This research helps us to understand how safeguarding can be more effective. It also shows that everyone needs to learn more about some forms of abuse and neglect, such as hate crime or self-neglect, and about abuse that happens in settings such as care homes. It also shows how SARs can be improved to ensure that clear lessons are learnt when tragedies happen.

The report sets out 31 priorities for improvements in adult safeguarding. They include:

  • Changes to law and national policy guidance;
  • Strengthening the pathway for escalating concerns to central government departments, for example about gaps in services and the impact on services of public sector austerity;
  • Improved understanding of what effective safeguarding looks like;
  • Improvements to the way Safeguarding Adult Reviews are carried out;
  • Improvements to the use of the web-based library of Safeguarding Adult Reviews (LINK) so that they can be easily found and used for learning;
  • Better reporting of abuse or neglect and the reasons why it may have happened.

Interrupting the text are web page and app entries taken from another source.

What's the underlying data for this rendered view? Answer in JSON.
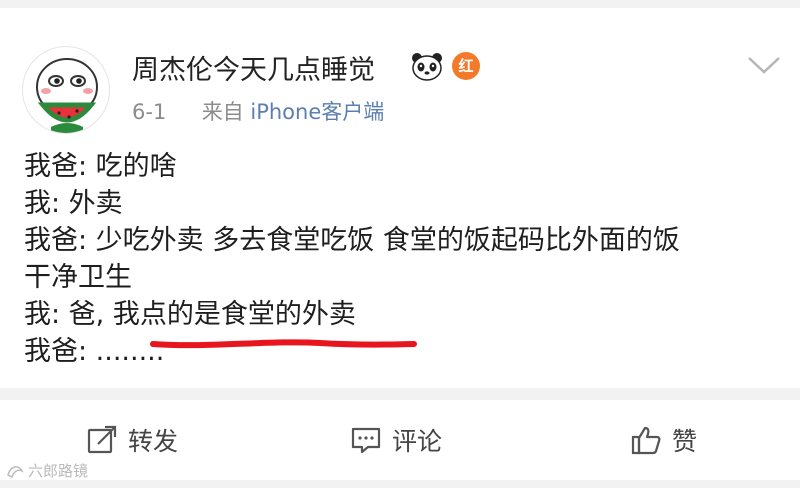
{
  "post": {
    "username": "周杰伦今天几点睡觉",
    "badge_label": "红",
    "date": "6-1",
    "source_prefix": "来自",
    "source": "iPhone客户端",
    "lines": [
      "我爸: 吃的啥",
      "我: 外卖",
      "我爸: 少吃外卖 多去食堂吃饭 食堂的饭起码比外面的饭",
      "干净卫生",
      "我: 爸, 我点的是食堂的外卖",
      "我爸: ........"
    ]
  },
  "actions": {
    "repost_label": "转发",
    "comment_label": "评论",
    "like_label": "赞"
  },
  "watermark": {
    "text": "六郎路镜"
  },
  "colors": {
    "source_link": "#5a7fb0",
    "underline": "#e8141e",
    "badge": "#f27a2a"
  }
}
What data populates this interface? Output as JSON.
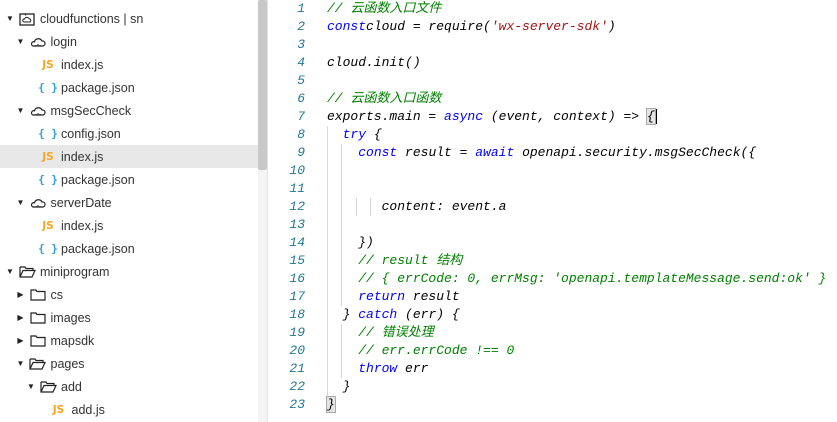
{
  "tree": [
    {
      "label": "cloudfunctions | sn",
      "level": 0,
      "arrow": "down",
      "icon": "cloud-folder"
    },
    {
      "label": "login",
      "level": 1,
      "arrow": "down",
      "icon": "cloud"
    },
    {
      "label": "index.js",
      "level": 2,
      "icon": "js"
    },
    {
      "label": "package.json",
      "level": 2,
      "icon": "json"
    },
    {
      "label": "msgSecCheck",
      "level": 1,
      "arrow": "down",
      "icon": "cloud"
    },
    {
      "label": "config.json",
      "level": 2,
      "icon": "json"
    },
    {
      "label": "index.js",
      "level": 2,
      "icon": "js",
      "selected": true
    },
    {
      "label": "package.json",
      "level": 2,
      "icon": "json"
    },
    {
      "label": "serverDate",
      "level": 1,
      "arrow": "down",
      "icon": "cloud"
    },
    {
      "label": "index.js",
      "level": 2,
      "icon": "js"
    },
    {
      "label": "package.json",
      "level": 2,
      "icon": "json"
    },
    {
      "label": "miniprogram",
      "level": 0,
      "arrow": "down",
      "icon": "folder-open"
    },
    {
      "label": "cs",
      "level": 1,
      "arrow": "right",
      "icon": "folder"
    },
    {
      "label": "images",
      "level": 1,
      "arrow": "right",
      "icon": "folder"
    },
    {
      "label": "mapsdk",
      "level": 1,
      "arrow": "right",
      "icon": "folder"
    },
    {
      "label": "pages",
      "level": 1,
      "arrow": "down",
      "icon": "folder-open"
    },
    {
      "label": "add",
      "level": 2,
      "arrow": "down",
      "icon": "folder-open"
    },
    {
      "label": "add.js",
      "level": 3,
      "icon": "js"
    }
  ],
  "icons": {
    "js": "JS",
    "json": "{ }"
  },
  "code": [
    [
      [
        "c",
        "// 云函数入口文件"
      ]
    ],
    [
      [
        "k",
        "const"
      ],
      [
        "",
        "cloud = require("
      ],
      [
        "s",
        "'wx-server-sdk'"
      ],
      [
        "",
        ")"
      ]
    ],
    [],
    [
      [
        "",
        "cloud.init()"
      ]
    ],
    [],
    [
      [
        "c",
        "// 云函数入口函数"
      ]
    ],
    [
      [
        "",
        "exports.main = "
      ],
      [
        "k",
        "async"
      ],
      [
        "",
        " (event, context) => "
      ],
      [
        "m",
        "{"
      ]
    ],
    [
      [
        "",
        "  "
      ],
      [
        "k",
        "try"
      ],
      [
        "",
        " {"
      ]
    ],
    [
      [
        "",
        "    "
      ],
      [
        "k",
        "const"
      ],
      [
        "",
        " result = "
      ],
      [
        "k",
        "await"
      ],
      [
        "",
        " openapi.security.msgSecCheck({"
      ]
    ],
    [
      [
        "",
        "    "
      ]
    ],
    [
      [
        "",
        "    "
      ]
    ],
    [
      [
        "",
        "       content: event.a"
      ]
    ],
    [
      [
        "",
        "    "
      ]
    ],
    [
      [
        "",
        "    })"
      ]
    ],
    [
      [
        "",
        "    "
      ],
      [
        "c",
        "// result 结构"
      ]
    ],
    [
      [
        "",
        "    "
      ],
      [
        "c",
        "// { errCode: 0, errMsg: 'openapi.templateMessage.send:ok' }"
      ]
    ],
    [
      [
        "",
        "    "
      ],
      [
        "k",
        "return"
      ],
      [
        "",
        " result"
      ]
    ],
    [
      [
        "",
        "  } "
      ],
      [
        "k",
        "catch"
      ],
      [
        "",
        " (err) {"
      ]
    ],
    [
      [
        "",
        "    "
      ],
      [
        "c",
        "// 错误处理"
      ]
    ],
    [
      [
        "",
        "    "
      ],
      [
        "c",
        "// err.errCode !== 0"
      ]
    ],
    [
      [
        "",
        "    "
      ],
      [
        "k",
        "throw"
      ],
      [
        "",
        " err"
      ]
    ],
    [
      [
        "",
        "  }"
      ]
    ],
    [
      [
        "m",
        "}"
      ]
    ]
  ],
  "colors": {
    "keyword": "#0000ff",
    "comment": "#008000",
    "string": "#a31515",
    "line_number": "#237893"
  }
}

As SAR author, your role includes ensuring that the requirements and expectations of the SAR Quality Markers and the statutory guidance are adhered to. It is important that your recommendations are clear, informed by the evidence collated and analysed. It is important that the recommendations are learning oriented, to assist the Safeguarding Adults Board in seeking assurance from partners that they are meeting their statutory responsibilities for safeguarding adults and that practice, services and partnership working will improve as a result of learning from SARs.

The full second national analysis report and an executive summary are published by the Local Government Association. Other briefings are available, presenting summary information for practitioners, senior leaders, SAB chairs and business managers, elected members and individuals/families experiencing safeguarding intervention.

This work is part of ongoing work led by the Association of Directors of Adult Social Care and the Local Government Association providing resources for councils and their partners’ roles and responsibilities in keeping people safe. Find out more about safeguarding resources.